Or perhaps I ought to just do the early tutorials and then hand over the reins to someone who's more experienced and has more time?
If these tutorials are not 'official', should we simply agree to let people manage their own tutorials?
Might be a nice solution to avoid conflict, and a redundancy of tutorials might be benefiical in the long run. Some people get on better with tutorials of a different tone (some like nice gentle/easy ones, some love something that gets straight to the complexities).
Although I haven't got a full scale plan drawn up, I did have an idea in my head about the general order of topics I was hoping to cover.
I fully admit that until now I haven't actually discussed this so it might have appeared that I had absolutely no clue what I was doing.
I did have a general plan scribbled on some paper, but I never got round to discussing it until now for the same reasons that I didn't get round to finishing the part 2 of the tutorial until now.

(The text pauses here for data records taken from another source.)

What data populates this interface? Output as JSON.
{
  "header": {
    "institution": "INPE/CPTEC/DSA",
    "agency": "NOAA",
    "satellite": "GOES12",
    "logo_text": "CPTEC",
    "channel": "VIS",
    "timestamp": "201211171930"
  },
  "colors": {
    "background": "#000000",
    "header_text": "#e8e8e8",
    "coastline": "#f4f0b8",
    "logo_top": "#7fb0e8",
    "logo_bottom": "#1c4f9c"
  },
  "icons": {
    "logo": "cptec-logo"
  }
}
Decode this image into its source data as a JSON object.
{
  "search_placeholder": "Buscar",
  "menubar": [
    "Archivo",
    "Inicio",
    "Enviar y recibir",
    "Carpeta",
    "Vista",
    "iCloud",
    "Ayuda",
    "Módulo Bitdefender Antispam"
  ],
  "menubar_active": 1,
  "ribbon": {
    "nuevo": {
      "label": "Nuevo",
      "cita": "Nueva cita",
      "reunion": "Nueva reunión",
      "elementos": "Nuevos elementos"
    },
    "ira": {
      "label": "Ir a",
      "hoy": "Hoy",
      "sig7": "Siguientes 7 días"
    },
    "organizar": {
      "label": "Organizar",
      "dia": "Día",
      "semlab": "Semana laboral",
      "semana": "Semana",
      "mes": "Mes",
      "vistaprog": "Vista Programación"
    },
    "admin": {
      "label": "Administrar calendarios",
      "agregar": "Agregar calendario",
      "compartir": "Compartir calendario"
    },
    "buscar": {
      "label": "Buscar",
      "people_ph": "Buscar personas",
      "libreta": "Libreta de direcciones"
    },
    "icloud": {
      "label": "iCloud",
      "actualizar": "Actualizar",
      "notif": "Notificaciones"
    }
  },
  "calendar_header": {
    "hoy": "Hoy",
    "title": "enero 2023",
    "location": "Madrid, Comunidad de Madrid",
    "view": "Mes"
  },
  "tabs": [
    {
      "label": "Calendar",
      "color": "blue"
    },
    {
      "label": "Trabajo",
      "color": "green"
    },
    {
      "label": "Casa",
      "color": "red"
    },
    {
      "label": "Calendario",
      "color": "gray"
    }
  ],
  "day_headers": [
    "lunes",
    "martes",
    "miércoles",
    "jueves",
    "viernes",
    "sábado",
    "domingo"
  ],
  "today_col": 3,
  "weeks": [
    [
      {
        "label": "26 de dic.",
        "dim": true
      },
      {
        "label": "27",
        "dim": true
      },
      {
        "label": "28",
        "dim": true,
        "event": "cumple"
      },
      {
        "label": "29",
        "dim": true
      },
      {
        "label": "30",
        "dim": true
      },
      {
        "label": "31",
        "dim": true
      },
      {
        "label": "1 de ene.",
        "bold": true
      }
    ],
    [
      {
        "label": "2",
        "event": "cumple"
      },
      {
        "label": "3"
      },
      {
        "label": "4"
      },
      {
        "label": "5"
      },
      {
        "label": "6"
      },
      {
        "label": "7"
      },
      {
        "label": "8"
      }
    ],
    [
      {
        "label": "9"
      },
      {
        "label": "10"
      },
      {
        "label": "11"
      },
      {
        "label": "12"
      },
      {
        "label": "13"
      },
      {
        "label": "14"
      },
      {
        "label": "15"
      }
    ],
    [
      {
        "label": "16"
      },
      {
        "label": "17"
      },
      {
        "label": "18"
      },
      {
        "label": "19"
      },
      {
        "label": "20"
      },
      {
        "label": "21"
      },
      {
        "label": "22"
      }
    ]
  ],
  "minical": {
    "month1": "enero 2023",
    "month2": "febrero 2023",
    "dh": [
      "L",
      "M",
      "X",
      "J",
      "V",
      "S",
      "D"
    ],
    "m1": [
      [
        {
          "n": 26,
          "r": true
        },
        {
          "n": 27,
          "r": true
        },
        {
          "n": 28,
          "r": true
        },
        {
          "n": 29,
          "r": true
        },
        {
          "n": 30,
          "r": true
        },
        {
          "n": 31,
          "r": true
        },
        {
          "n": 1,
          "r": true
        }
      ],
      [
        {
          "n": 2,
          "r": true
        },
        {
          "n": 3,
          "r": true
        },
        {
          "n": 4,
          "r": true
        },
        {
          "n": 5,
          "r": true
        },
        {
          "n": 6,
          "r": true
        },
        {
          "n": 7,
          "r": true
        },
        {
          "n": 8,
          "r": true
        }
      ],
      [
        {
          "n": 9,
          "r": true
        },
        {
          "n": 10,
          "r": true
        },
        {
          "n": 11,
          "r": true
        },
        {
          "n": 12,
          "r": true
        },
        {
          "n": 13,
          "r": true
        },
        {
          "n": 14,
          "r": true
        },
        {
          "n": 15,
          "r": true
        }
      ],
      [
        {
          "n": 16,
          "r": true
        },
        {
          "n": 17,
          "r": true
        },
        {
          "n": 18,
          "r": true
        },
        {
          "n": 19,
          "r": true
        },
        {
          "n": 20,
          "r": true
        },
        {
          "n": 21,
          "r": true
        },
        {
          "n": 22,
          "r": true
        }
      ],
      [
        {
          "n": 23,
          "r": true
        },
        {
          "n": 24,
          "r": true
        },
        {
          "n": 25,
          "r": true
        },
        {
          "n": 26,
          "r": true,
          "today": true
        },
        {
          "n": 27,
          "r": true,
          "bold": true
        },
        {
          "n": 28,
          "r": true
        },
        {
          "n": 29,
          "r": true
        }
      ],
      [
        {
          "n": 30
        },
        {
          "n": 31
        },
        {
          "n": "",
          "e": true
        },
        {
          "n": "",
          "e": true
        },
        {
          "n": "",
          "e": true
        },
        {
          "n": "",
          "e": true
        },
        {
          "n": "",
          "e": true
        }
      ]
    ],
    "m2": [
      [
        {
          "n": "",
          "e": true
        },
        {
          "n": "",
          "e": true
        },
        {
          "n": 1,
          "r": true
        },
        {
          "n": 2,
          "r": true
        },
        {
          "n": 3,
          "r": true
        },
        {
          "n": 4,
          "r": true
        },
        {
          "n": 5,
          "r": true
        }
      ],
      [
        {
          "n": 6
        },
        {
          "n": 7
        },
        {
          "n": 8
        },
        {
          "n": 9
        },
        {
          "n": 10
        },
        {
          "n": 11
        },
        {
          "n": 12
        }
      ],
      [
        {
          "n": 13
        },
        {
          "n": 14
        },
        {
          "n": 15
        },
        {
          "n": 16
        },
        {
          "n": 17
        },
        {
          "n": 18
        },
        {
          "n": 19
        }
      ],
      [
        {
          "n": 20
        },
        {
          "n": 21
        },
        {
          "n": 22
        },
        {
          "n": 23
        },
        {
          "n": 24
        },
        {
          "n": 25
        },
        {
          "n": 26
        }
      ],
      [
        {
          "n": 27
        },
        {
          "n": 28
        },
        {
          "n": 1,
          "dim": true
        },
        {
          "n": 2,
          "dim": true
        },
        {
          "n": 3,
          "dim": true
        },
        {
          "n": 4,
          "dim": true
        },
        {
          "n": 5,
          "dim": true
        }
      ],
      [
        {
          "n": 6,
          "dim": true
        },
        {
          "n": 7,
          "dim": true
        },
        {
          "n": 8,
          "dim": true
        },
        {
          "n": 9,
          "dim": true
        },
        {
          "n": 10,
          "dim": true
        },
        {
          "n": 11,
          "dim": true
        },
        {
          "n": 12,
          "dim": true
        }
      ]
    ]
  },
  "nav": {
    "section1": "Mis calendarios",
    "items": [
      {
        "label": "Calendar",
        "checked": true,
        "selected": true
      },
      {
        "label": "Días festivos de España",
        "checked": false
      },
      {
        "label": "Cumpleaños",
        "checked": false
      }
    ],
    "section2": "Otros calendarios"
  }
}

The general idea was to cover digital output and input (using LEDs and buttons),
then cover analogue input and output (most likely using a potentiometer and a motor or a colour-shifting LED),
then do a few articles about theory (resistor colours, pull-down vs pull-up resistors, general electricity stuff, electrical diagrams)
then move onto something of medium difficulty (maybe using the Pokitto screen as a rudimentary oscilloscope to display sound input or using the Pokitto screen to draw a thermometer corresponding to a thermal input),
and finish up with covering a few communication protocols and similarly advanced techniques (I2C, SPI, BLE).
So the whole thing would have looked something like:
1. Resitors (colour, maybe make a resitor/button ladder)
2. Reistors pt2 (pull-up/pull-down, configure the button example to not need a resitor)
3. Circuit diagrams (common circuit symbols)
4. Serial vs Parallel circuits
5. Electricity theory (reistance, amps, ohms, all the boring sciency stuff)
1. Pokitto thermometer
2. Pokitto oscilloscope-like thing/decibelometer
1. I2C communication (maybe using @spinal's nunchuck thing as an example, or something I2C based that's especially cheap )
2. SPI communication (no idea, possibly a screen if there's one cheap enough, or something cheaper if anyone can think of something)
3. BLE communication (this would be a lot easer with BLE hats)